Robert wonders what holds the realm together, and Cersei replies it’s their marriage. She soon asks him, “What was she like?” Robert grows silent, and notes she’s never asked him about her before. Cersei explains that naming Lyanna Stark was something she couldn’t do for a long time. Robert admits that he no longer remembers what she looks like; all he knows is that she was the one thing he wanted, and someone took him from her, and not even the Seven Kingdoms could fill the hole that was left behind. Cersei says she once felt something for Robert, for quite awhile even after their first son was lost. She asks Robert if there was ever a time that their relationship could have worked.

Robert says no. He asks her how that makes Cersei feel, and she says she feels nothing.

In the brothel, Eddard speaks with a young prostitute carrying an infant.

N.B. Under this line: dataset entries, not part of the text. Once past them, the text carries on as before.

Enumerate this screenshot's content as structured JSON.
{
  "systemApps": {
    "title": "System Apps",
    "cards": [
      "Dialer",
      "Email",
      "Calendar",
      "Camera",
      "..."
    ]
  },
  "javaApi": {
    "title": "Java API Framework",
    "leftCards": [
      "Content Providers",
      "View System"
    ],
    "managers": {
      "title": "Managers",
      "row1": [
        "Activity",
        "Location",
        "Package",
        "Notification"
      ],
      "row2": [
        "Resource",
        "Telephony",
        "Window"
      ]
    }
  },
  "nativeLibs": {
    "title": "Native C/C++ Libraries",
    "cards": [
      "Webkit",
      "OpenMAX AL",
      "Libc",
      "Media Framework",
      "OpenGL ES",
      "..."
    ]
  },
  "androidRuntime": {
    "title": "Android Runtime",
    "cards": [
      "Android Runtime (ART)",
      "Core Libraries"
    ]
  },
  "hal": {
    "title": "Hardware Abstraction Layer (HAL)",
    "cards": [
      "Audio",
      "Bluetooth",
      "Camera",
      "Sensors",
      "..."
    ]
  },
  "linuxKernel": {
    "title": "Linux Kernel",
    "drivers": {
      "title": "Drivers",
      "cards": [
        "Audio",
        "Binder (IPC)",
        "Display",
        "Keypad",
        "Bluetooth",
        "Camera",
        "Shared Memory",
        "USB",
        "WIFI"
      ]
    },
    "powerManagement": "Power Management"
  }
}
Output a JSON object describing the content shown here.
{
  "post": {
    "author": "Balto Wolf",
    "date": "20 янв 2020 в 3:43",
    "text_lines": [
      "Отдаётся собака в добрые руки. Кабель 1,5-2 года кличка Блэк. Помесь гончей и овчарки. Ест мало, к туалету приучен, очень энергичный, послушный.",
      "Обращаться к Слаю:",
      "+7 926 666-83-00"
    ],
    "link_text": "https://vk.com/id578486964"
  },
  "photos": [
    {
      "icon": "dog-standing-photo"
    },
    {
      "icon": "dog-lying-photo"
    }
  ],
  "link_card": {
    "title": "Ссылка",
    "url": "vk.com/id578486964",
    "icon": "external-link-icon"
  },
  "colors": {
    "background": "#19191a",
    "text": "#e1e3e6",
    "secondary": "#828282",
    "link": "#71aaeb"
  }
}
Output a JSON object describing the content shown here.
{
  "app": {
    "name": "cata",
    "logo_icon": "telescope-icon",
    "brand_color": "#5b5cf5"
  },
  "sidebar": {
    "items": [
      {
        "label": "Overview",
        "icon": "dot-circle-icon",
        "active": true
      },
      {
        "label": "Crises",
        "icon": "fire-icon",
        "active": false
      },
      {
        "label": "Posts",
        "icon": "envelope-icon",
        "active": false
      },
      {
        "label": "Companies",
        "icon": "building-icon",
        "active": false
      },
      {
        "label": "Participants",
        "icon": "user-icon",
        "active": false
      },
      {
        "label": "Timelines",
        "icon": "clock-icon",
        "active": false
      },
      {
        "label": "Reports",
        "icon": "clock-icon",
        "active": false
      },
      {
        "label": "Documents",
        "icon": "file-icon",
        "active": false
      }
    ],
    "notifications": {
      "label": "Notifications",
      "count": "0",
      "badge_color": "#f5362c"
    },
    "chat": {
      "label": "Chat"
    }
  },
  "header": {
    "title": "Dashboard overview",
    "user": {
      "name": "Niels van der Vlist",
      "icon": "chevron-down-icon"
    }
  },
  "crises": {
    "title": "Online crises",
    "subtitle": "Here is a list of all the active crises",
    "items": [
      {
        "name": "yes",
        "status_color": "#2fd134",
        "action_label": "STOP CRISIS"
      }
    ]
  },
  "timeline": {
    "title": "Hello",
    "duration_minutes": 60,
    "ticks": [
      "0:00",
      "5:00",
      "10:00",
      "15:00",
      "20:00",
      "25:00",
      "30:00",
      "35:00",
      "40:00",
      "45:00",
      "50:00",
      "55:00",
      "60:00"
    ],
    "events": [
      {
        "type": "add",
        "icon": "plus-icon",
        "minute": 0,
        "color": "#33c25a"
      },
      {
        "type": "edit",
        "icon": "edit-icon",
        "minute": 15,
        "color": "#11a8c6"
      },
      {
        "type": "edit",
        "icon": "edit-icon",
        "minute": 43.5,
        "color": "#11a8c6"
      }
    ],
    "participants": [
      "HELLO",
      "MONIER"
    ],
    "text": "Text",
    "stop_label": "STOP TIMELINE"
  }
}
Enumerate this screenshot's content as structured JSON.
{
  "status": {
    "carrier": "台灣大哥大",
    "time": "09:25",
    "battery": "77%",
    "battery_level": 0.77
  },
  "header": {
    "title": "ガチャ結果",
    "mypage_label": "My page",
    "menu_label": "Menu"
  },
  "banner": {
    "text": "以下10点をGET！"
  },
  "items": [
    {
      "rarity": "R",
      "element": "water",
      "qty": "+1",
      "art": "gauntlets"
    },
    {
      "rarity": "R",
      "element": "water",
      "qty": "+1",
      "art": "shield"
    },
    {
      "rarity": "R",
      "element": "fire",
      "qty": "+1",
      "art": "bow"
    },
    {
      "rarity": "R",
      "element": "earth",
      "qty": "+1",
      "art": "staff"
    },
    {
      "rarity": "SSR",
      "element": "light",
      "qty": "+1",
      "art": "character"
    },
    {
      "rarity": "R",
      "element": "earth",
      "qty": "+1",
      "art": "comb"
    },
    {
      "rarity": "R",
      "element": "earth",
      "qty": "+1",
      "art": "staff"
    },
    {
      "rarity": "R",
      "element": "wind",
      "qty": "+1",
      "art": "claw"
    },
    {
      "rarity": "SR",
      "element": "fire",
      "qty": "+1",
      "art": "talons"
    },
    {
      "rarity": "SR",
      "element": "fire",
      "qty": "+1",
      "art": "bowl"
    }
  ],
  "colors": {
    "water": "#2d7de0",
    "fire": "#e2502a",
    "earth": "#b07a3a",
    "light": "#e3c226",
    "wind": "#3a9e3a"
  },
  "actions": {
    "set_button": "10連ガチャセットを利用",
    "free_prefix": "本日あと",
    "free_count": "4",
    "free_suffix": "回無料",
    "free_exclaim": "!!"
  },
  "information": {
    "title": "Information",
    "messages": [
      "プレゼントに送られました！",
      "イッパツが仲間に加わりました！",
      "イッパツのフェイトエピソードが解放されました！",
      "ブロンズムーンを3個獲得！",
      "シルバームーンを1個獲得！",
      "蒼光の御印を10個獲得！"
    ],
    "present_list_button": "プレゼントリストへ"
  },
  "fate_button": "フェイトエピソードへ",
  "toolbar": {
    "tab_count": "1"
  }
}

It’s plain that this child—said to have his black hair—is Robert’s latest bastard. She asks that Eddard tell Robert that she only wants him, that he was kind to her. Eddard promises she’ll want for nothing. He leaves to find Littlefinger lounging with some of the women in the brothel. Littlefinger suggests that perhaps Lord Arryn was asking after Robert’s bastards to see that they were taken care of, on Robert’s orders, but Eddard seems dubious. He leaves with Jory and two guards… and finds a troop of Lannister guards awaiting them, led by Ser Jaime. Jaime has heard of Tyrion’s abduction, and wants him returned. Jory warns him that Eddard is Hand of the King, but Ser Jaime notes that he’s the former Hand, and isn’t concerned… But when Ned notes that if he’s harmed, Tyrion won’t be safe, Jaime sees the point. He has his men kill Eddard’s men, to teach him a lesson.

The two guards are killed instantly by thrown spears. Eddard and Jory fight and kill several Lannister guards, and Jory attacks the Kingslayer. Jaime blocks the blow while drawing his dagger, which he immediately thrusts through Jory’s eye and out the back of his head. Jory crumples, boneless, and Eddard rushes at Ser Jaime. They fight, Eddard with grim anger, Jaime with apparent joy at the contest. They pull apart, and one of the Lannister guards attempts to help his master by shoving his spear into the back of Eddard’s leg. Ned falls… and Jaime approaches the guardsman and hits him with the pommel of his sword. He leaves Eddard there on the ground as the infant cries. He demands his brother’s return before departing with his surviving guardsmen, and Eddard collapses.

Characters

Gallery

Comments